I thought I was going mad trying to find this. I mean, how hard can it be with a map and compass, good weather, and knowing where you are starting from (Brisworthy Stone Circle)? When I did get here it seemed like a lot more that 300 metres from the Stone Circle. It was probably a mix of it being uphill, across long-ish tufty moorland, and not being able to see the cairn circle until you get pretty close to it (I had mistakenly interpreted the directions from the Megalithic Walks website link below to think it could be seen from all around - it can't be seen unless you are on the plateau). Don't be fooled into thinking that stones over to the west might be the ones you want. They aren't. Just head directly uphill (north or NNW) from the stone circle and you will find Ringmoor.
The cairn circle is nice if a little wild and windswept. You do start to get a feeling of being on the top of the world now, with views all around, and the Princeton TV Transmitter looking like you could reach out and touch it (it's actually about 8km away). The row leads away from the circle and is very clear. However, I couldn’t find the small kerbed cairn said by Burl to be about 240m along the row. At first I thought I was going mad, but then I seriously started to believe that it could have been destroyed in recent years?

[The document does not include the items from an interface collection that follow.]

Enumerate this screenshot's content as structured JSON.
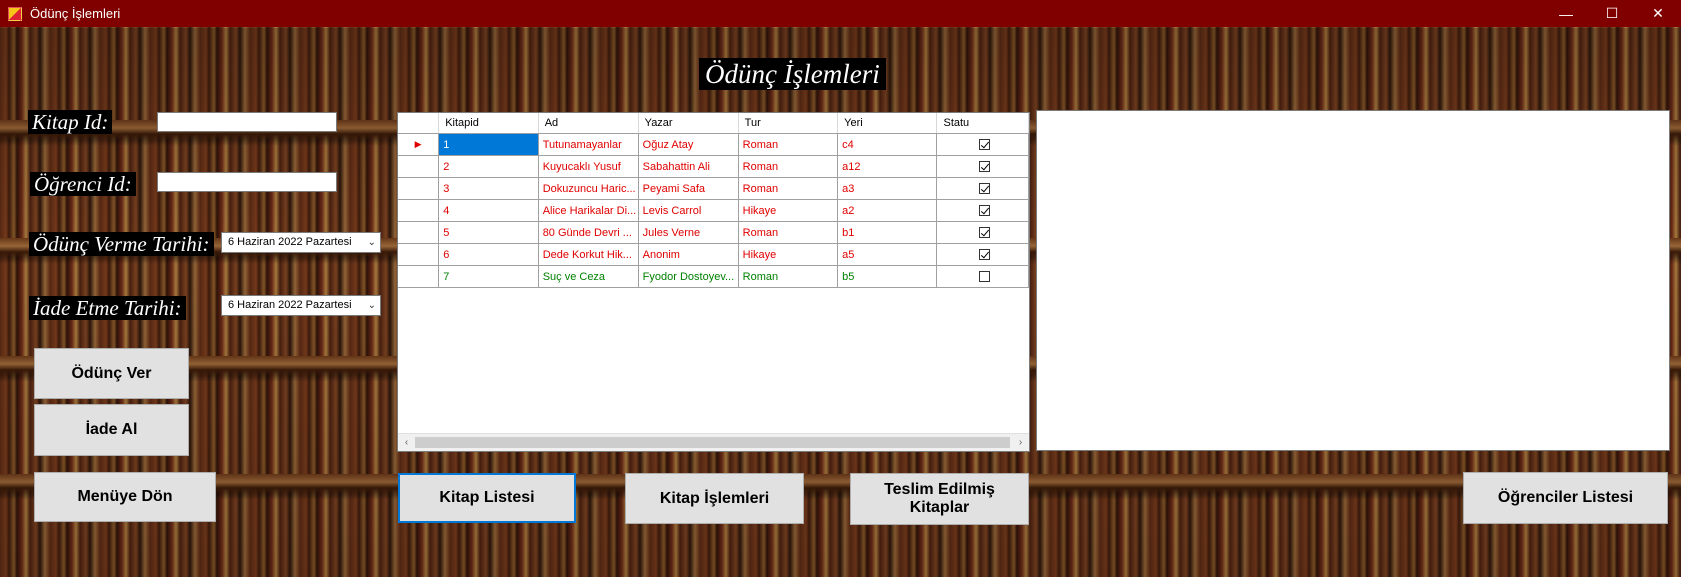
{
  "window": {
    "title": "Ödünç İşlemleri",
    "controls": {
      "minimize": "—",
      "maximize": "☐",
      "close": "✕"
    }
  },
  "heading": "Ödünç İşlemleri",
  "form": {
    "kitap_id_label": "Kitap Id:",
    "kitap_id_value": "",
    "ogrenci_id_label": "Öğrenci Id:",
    "ogrenci_id_value": "",
    "odunc_tarihi_label": "Ödünç Verme Tarihi:",
    "odunc_tarihi_value": "6  Haziran  2022  Pazartesi",
    "iade_tarihi_label": "İade Etme Tarihi:",
    "iade_tarihi_value": "6  Haziran  2022  Pazartesi"
  },
  "buttons": {
    "odunc_ver": "Ödünç Ver",
    "iade_al": "İade Al",
    "menuye_don": "Menüye Dön",
    "kitap_listesi": "Kitap Listesi",
    "kitap_islemleri": "Kitap İşlemleri",
    "teslim_edilmis_line1": "Teslim Edilmiş",
    "teslim_edilmis_line2": "Kitaplar",
    "ogrenciler_listesi": "Öğrenciler Listesi"
  },
  "grid": {
    "columns": [
      "Kitapid",
      "Ad",
      "Yazar",
      "Tur",
      "Yeri",
      "Statu"
    ],
    "rows": [
      {
        "kitapid": "1",
        "ad": "Tutunamayanlar",
        "yazar": "Oğuz Atay",
        "tur": "Roman",
        "yeri": "c4",
        "statu": true
      },
      {
        "kitapid": "2",
        "ad": "Kuyucaklı Yusuf",
        "yazar": "Sabahattin Ali",
        "tur": "Roman",
        "yeri": "a12",
        "statu": true
      },
      {
        "kitapid": "3",
        "ad": "Dokuzuncu Haric...",
        "yazar": "Peyami Safa",
        "tur": "Roman",
        "yeri": "a3",
        "statu": true
      },
      {
        "kitapid": "4",
        "ad": "Alice Harikalar Di...",
        "yazar": "Levis Carrol",
        "tur": "Hikaye",
        "yeri": "a2",
        "statu": true
      },
      {
        "kitapid": "5",
        "ad": "80 Günde Devri ...",
        "yazar": "Jules Verne",
        "tur": "Roman",
        "yeri": "b1",
        "statu": true
      },
      {
        "kitapid": "6",
        "ad": "Dede Korkut Hik...",
        "yazar": "Anonim",
        "tur": "Hikaye",
        "yeri": "a5",
        "statu": true
      },
      {
        "kitapid": "7",
        "ad": "Suç ve Ceza",
        "yazar": "Fyodor Dostoyev...",
        "tur": "Roman",
        "yeri": "b5",
        "statu": false
      }
    ],
    "current_row_marker": "▶",
    "scroll_left": "‹",
    "scroll_right": "›"
  },
  "colors": {
    "titlebar": "#800000",
    "row_active": "#e00000",
    "row_available": "#008000",
    "selection": "#0078d7"
  }
}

By the by, the black line marked on the 1:25,000 map, going straight through the row, is not a field wall, so don't expect a large wall as I did. It's probably a reave; an ancient field boundary ditch and bank.
Burl certainly does call this a 530m row but Jeremy Butler in his epic Dartmoor - Atlas of Antiquities claims it is only 369m long.

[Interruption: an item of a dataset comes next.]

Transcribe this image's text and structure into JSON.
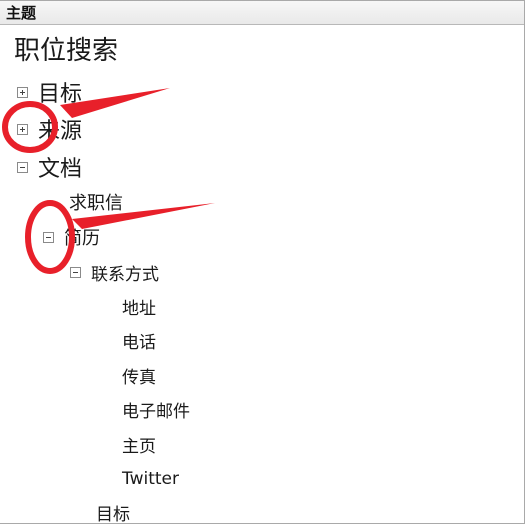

The difference, he claims, is due to the the restorer who "mistakenly added 180 yds to its length". He puts the original ending at the 1.2m high stone in the row of stones N of the low bank some 300m from the cairn circle.
He also claims it was probably a single row originally as in the areas where there is a double alignment some of the stones are set across the row suggesting they were re-erected incorrectly.
Ringmoor Down is stuffed with prehistoric remains - the stone row, stone circles, hut circles, round cairns... but do resist the urge to dig them up even though "Whoever shall find the treasure hidden on Ringmoor Down may plough with a golden ploughshare and yoke his oxen with golden cross-sticks." - this is a saying recorded in 1850 (and put by Grinsell in his 'Folklore of Prehistoric Sites in Britain'). If I found the treasure I reckon I'd give up farming and pay someone to plough for me with the usual wood and iron kit.